(Task requirements): Give back all the data exactly, line by line.

(Entries shown):
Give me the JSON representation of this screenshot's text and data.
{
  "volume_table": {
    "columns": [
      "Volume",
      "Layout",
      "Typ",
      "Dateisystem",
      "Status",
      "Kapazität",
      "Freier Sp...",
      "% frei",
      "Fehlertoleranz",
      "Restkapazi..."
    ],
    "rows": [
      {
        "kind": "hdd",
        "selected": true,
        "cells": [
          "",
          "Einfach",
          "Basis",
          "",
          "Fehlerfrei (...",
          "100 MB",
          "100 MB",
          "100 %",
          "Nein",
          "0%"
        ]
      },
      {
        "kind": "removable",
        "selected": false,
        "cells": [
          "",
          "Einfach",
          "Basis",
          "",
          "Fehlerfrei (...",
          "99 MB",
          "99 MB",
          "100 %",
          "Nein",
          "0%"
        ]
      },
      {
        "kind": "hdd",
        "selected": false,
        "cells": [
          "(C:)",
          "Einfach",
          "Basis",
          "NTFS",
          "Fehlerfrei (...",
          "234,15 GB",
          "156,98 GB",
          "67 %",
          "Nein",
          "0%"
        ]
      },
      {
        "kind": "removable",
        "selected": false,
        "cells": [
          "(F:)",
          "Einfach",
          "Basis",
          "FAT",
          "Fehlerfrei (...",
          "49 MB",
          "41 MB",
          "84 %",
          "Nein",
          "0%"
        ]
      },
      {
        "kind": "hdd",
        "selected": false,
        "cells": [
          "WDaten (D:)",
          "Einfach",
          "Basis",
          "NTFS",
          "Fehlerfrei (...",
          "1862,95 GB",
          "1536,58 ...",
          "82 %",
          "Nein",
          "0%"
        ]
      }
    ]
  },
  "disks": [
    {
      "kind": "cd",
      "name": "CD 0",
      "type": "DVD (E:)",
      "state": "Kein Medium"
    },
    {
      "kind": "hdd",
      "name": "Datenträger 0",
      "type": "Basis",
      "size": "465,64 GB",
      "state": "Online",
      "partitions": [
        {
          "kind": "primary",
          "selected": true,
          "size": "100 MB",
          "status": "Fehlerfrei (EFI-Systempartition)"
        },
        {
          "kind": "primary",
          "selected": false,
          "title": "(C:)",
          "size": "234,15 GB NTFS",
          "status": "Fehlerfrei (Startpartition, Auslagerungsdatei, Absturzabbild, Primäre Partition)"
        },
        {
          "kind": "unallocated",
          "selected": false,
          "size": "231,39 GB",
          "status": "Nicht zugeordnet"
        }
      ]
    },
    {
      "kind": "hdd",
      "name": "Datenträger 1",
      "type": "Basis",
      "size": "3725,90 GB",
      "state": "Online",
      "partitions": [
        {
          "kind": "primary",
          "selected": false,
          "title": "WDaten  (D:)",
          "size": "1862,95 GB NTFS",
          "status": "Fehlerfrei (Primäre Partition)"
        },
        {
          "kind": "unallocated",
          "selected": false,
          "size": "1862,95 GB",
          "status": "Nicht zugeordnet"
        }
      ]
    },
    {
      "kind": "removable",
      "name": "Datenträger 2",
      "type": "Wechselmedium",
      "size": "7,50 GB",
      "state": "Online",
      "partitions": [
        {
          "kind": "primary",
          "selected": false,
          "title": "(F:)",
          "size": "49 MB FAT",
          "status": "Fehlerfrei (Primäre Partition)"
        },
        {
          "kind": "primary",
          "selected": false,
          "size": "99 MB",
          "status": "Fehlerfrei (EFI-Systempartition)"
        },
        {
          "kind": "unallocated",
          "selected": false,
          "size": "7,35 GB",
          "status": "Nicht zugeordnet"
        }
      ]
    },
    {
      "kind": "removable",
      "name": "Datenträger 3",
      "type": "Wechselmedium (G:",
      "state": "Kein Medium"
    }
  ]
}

(Output of the exercise):
Give me the JSON representation of this screenshot's text and data.
{
  "volume_table": {
    "columns": [
      "Volume",
      "Layout",
      "Typ",
      "Dateisystem",
      "Status",
      "Kapazität",
      "Freier Sp...",
      "% frei",
      "Fehlertoleranz",
      "Restkapazi..."
    ],
    "rows": [
      {
        "kind": "hdd",
        "selected": true,
        "cells": [
          "",
          "Einfach",
          "Basis",
          "",
          "Fehlerfrei (...",
          "100 MB",
          "100 MB",
          "100 %",
          "Nein",
          "0%"
        ]
      },
      {
        "kind": "removable",
        "selected": false,
        "cells": [
          "",
          "Einfach",
          "Basis",
          "",
          "Fehlerfrei (...",
          "99 MB",
          "99 MB",
          "100 %",
          "Nein",
          "0%"
        ]
      },
      {
        "kind": "hdd",
        "selected": false,
        "cells": [
          "(C:)",
          "Einfach",
          "Basis",
          "NTFS",
          "Fehlerfrei (...",
          "234,15 GB",
          "156,98 GB",
          "67 %",
          "Nein",
          "0%"
        ]
      },
      {
        "kind": "removable",
        "selected": false,
        "cells": [
          "(F:)",
          "Einfach",
          "Basis",
          "FAT",
          "Fehlerfrei (...",
          "49 MB",
          "41 MB",
          "84 %",
          "Nein",
          "0%"
        ]
      },
      {
        "kind": "hdd",
        "selected": false,
        "cells": [
          "WDaten (D:)",
          "Einfach",
          "Basis",
          "NTFS",
          "Fehlerfrei (...",
          "1862,95 GB",
          "1536,58 ...",
          "82 %",
          "Nein",
          "0%"
        ]
      }
    ]
  },
  "disks": [
    {
      "kind": "cd",
      "name": "CD 0",
      "type": "DVD (E:)",
      "state": "Kein Medium"
    },
    {
      "kind": "hdd",
      "name": "Datenträger 0",
      "type": "Basis",
      "size": "465,64 GB",
      "state": "Online",
      "partitions": [
        {
          "kind": "primary",
          "selected": true,
          "size": "100 MB",
          "status": "Fehlerfrei (EFI-Systempartition)"
        },
        {
          "kind": "primary",
          "selected": false,
          "title": "(C:)",
          "size": "234,15 GB NTFS",
          "status": "Fehlerfrei (Startpartition, Auslagerungsdatei, Absturzabbild, Primäre Partition)"
        },
        {
          "kind": "unallocated",
          "selected": false,
          "size": "231,39 GB",
          "status": "Nicht zugeordnet"
        }
      ]
    },
    {
      "kind": "hdd",
      "name": "Datenträger 1",
      "type": "Basis",
      "size": "3725,90 GB",
      "state": "Online",
      "partitions": [
        {
          "kind": "primary",
          "selected": false,
          "title": "WDaten  (D:)",
          "size": "1862,95 GB NTFS",
          "status": "Fehlerfrei (Primäre Partition)"
        },
        {
          "kind": "unallocated",
          "selected": false,
          "size": "1862,95 GB",
          "status": "Nicht zugeordnet"
        }
      ]
    },
    {
      "kind": "removable",
      "name": "Datenträger 2",
      "type": "Wechselmedium",
      "size": "7,50 GB",
      "state": "Online",
      "partitions": [
        {
          "kind": "primary",
          "selected": false,
          "title": "(F:)",
          "size": "49 MB FAT",
          "status": "Fehlerfrei (Primäre Partition)"
        },
        {
          "kind": "primary",
          "selected": false,
          "size": "99 MB",
          "status": "Fehlerfrei (EFI-Systempartition)"
        },
        {
          "kind": "unallocated",
          "selected": false,
          "size": "7,35 GB",
          "status": "Nicht zugeordnet"
        }
      ]
    },
    {
      "kind": "removable",
      "name": "Datenträger 3",
      "type": "Wechselmedium (G:",
      "state": "Kein Medium"
    }
  ]
}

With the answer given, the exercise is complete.